Student Interview: Boo Gilder

Boo working in the paper studio

What were you doing before you came to the Book and Paper Arts program (what is your background)?

I have an undergraduate degree in studio art with a concentration in photography and an associates in graphic design. Struggling to find a good job in design in a terrible job market and discouraged by all the time spent with my face pressed against a computer screen, I accepted a great opportunity to do a 6-month artist residency in rural South Carolina at the Rensing Center. While there I took an introductory book arts class at Bookworks in Asheville, NC. That kicked off my interest and here I am.

Why did you choose Columbia College Chicago?
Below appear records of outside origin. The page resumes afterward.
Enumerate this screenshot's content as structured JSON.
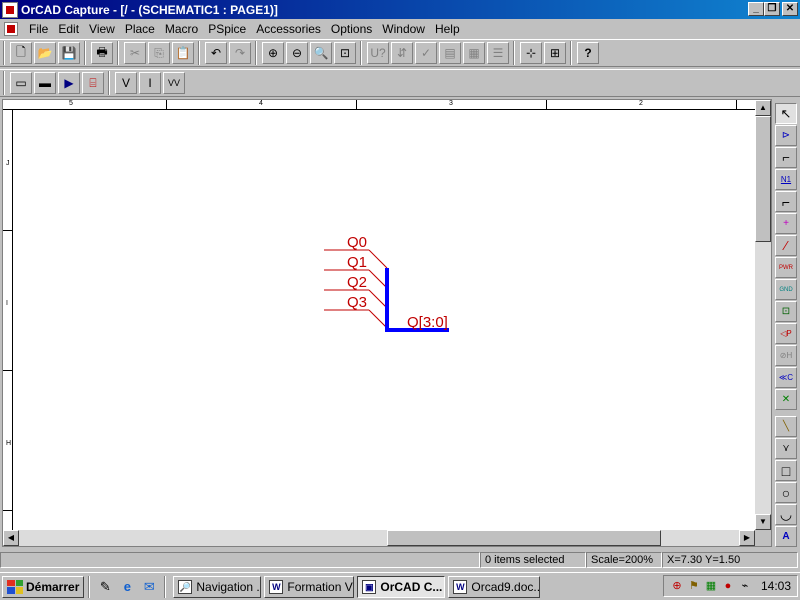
{
  "window": {
    "title": "OrCAD Capture - [/ - (SCHEMATIC1 : PAGE1)]",
    "minimize": "_",
    "restore": "❐",
    "close": "✕"
  },
  "menu": {
    "items": [
      "File",
      "Edit",
      "View",
      "Place",
      "Macro",
      "PSpice",
      "Accessories",
      "Options",
      "Window",
      "Help"
    ]
  },
  "toolbar1": {
    "buttons": [
      {
        "name": "new-icon",
        "glyph": "🗋"
      },
      {
        "name": "open-icon",
        "glyph": "📂"
      },
      {
        "name": "save-icon",
        "glyph": "💾"
      },
      {
        "name": "print-icon",
        "glyph": "🖶"
      },
      {
        "name": "cut-icon",
        "glyph": "✂"
      },
      {
        "name": "copy-icon",
        "glyph": "⎘"
      },
      {
        "name": "paste-icon",
        "glyph": "📋"
      },
      {
        "name": "undo-icon",
        "glyph": "↶"
      },
      {
        "name": "redo-icon",
        "glyph": "↷"
      },
      {
        "name": "zoom-in-icon",
        "glyph": "⊕"
      },
      {
        "name": "zoom-out-icon",
        "glyph": "⊖"
      },
      {
        "name": "zoom-area-icon",
        "glyph": "🔍"
      },
      {
        "name": "zoom-all-icon",
        "glyph": "⊡"
      },
      {
        "name": "annotate-icon",
        "glyph": "U?"
      },
      {
        "name": "back-annotate-icon",
        "glyph": "⇵"
      },
      {
        "name": "drc-icon",
        "glyph": "✓"
      },
      {
        "name": "netlist-icon",
        "glyph": "▤"
      },
      {
        "name": "cross-reference-icon",
        "glyph": "▦"
      },
      {
        "name": "bill-of-materials-icon",
        "glyph": "☰"
      },
      {
        "name": "snap-to-grid-icon",
        "glyph": "⊹"
      },
      {
        "name": "project-manager-icon",
        "glyph": "⊞"
      },
      {
        "name": "help-icon",
        "glyph": "?"
      }
    ]
  },
  "toolbar2": {
    "buttons": [
      {
        "name": "new-simulation-profile-icon",
        "glyph": "▭"
      },
      {
        "name": "edit-simulation-settings-icon",
        "glyph": "▬"
      },
      {
        "name": "run-pspice-icon",
        "glyph": "▶"
      },
      {
        "name": "view-simulation-results-icon",
        "glyph": "⌸"
      },
      {
        "name": "voltage-marker-icon",
        "glyph": "V"
      },
      {
        "name": "current-marker-icon",
        "glyph": "I"
      },
      {
        "name": "voltage-differential-marker-icon",
        "glyph": "VV"
      }
    ]
  },
  "rulers": {
    "top": [
      "5",
      "4",
      "3",
      "2"
    ],
    "left": [
      "J",
      "I",
      "H"
    ]
  },
  "schematic": {
    "color_wire": "#c00000",
    "color_bus": "#0000ff",
    "net_labels": [
      "Q0",
      "Q1",
      "Q2",
      "Q3"
    ],
    "bus_label": "Q[3:0]"
  },
  "palette": {
    "tools": [
      {
        "name": "select-tool-icon",
        "glyph": "↖"
      },
      {
        "name": "place-part-icon",
        "glyph": "⊳"
      },
      {
        "name": "place-wire-icon",
        "glyph": "⌐"
      },
      {
        "name": "place-net-alias-icon",
        "glyph": "N1"
      },
      {
        "name": "place-bus-icon",
        "glyph": "⌐"
      },
      {
        "name": "place-junction-icon",
        "glyph": "+"
      },
      {
        "name": "place-bus-entry-icon",
        "glyph": "∕"
      },
      {
        "name": "place-power-icon",
        "glyph": "PWR"
      },
      {
        "name": "place-ground-icon",
        "glyph": "GND"
      },
      {
        "name": "place-hierarchical-block-icon",
        "glyph": "⊡"
      },
      {
        "name": "place-hierarchical-port-icon",
        "glyph": "◁P"
      },
      {
        "name": "place-hierarchical-pin-icon",
        "glyph": "⊘H"
      },
      {
        "name": "place-off-page-connector-icon",
        "glyph": "≪C"
      },
      {
        "name": "place-no-connect-icon",
        "glyph": "✕"
      },
      {
        "name": "place-line-icon",
        "glyph": "╲"
      },
      {
        "name": "place-polyline-icon",
        "glyph": "⋎"
      },
      {
        "name": "place-rectangle-icon",
        "glyph": "□"
      },
      {
        "name": "place-ellipse-icon",
        "glyph": "○"
      },
      {
        "name": "place-arc-icon",
        "glyph": "◡"
      },
      {
        "name": "place-text-icon",
        "glyph": "A"
      }
    ]
  },
  "status": {
    "selection": "0 items selected",
    "scale": "Scale=200%",
    "coords": "X=7.30  Y=1.50"
  },
  "taskbar": {
    "start": "Démarrer",
    "tasks": [
      {
        "label": "Navigation ...",
        "glyph": "🔎",
        "active": false
      },
      {
        "label": "Formation Vi...",
        "glyph": "W",
        "active": false
      },
      {
        "label": "OrCAD C...",
        "glyph": "▣",
        "active": true
      },
      {
        "label": "Orcad9.doc...",
        "glyph": "W",
        "active": false
      }
    ],
    "clock": "14:03"
  }
}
Book and Paper is a niche program. There are only a few graduate level ones in the nation, but Columbia ultimately had the combination of concept and craft I was looking for. It wasn’t until after I arrived that I realized how connected to the New Media side of the Interdisciplinary Arts department we are, and it’s turned out to be a pleasant surprise. The two ends of the spectrum, new and old technology, makes for a special exchange of ideas and information.

Alabama Dirt Paper made by Boo
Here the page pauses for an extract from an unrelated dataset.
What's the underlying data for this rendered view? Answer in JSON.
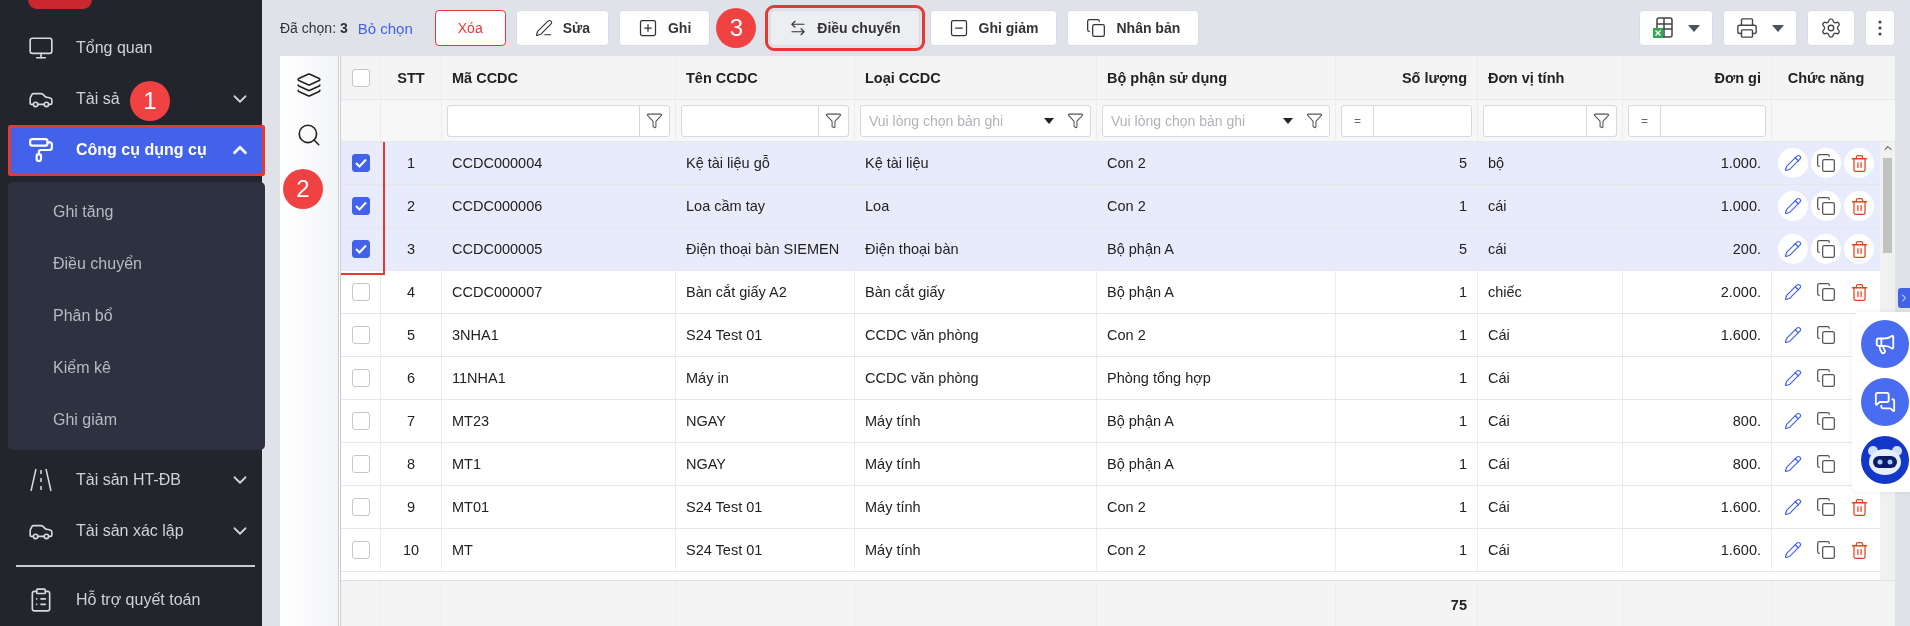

What was it like to enter the program without previous experience in the specific areas of book, paper, and print?

Exciting, scary. I knew I would not be the only one which was comforting. Most of us had little or no experience in at least one of the three studios: book binding, letterpress printing, and papermaking. The instructors are enthusiastic and generous with information and technical support. My classmates, regardless of previous experience, are constantly experimenting and testing the boundaries of the mediums and this makes for a supportive and dynamic atmosphere.

You’ve worked on some really great projects – making paper for E. Chagoya, working on the edition for Yanomami artist Sheroanawe Hakihiiwe – is there one outside-of-class experience that really stands out to you?

Working with Shero was a great hands-on experience. He was such a different and exciting presence to have in the studio. Learning about his story and his culture was special and fascinating. You get into your own routine in the studio and it is nice to have someone come in and remind you that its a big and varied world out there. On top of all that we got a lesson on producing a professional edition of paper.

The Chagoya project was a completely different animal. I was charged with making handmade paper for his print edition to be produced at Anchor Graphics. The goal was to use the texture of amate, a handmade bark paper from Mexico, as inspiration. They needed 70 22×25 of relatively uniform sheet–that is no small task using the techniques I was using. There was a lot of trial and error, and I learned a whole heap of stuff along the way.

Stamped Bullet Case Print also by Boo

What do you like most about the program?

Geez. Besides the fact that I have access to awesome studios, smart, supportive people, and I get to make stuff all the time, I would have to say its the all people I have met. My classmates especially constantly delight and impress me, and we have a great time. It’s also wonderful to have my brain constantly engaged and stimulated.

What are some challenges you’ve faced over the past one and a half years?

The move to Chicago has had its ups and downs. Moving to Bridgeport helped as I am closer to school and have an outdoor space. The first semester was certainly overwhelming. It just takes a moment to find your footing. It’s also hard to keep a positive attitude in February when you are sick of short days and a gazillion layers of clothes. But you take some vitamin D, join your friends at the pub, and power through.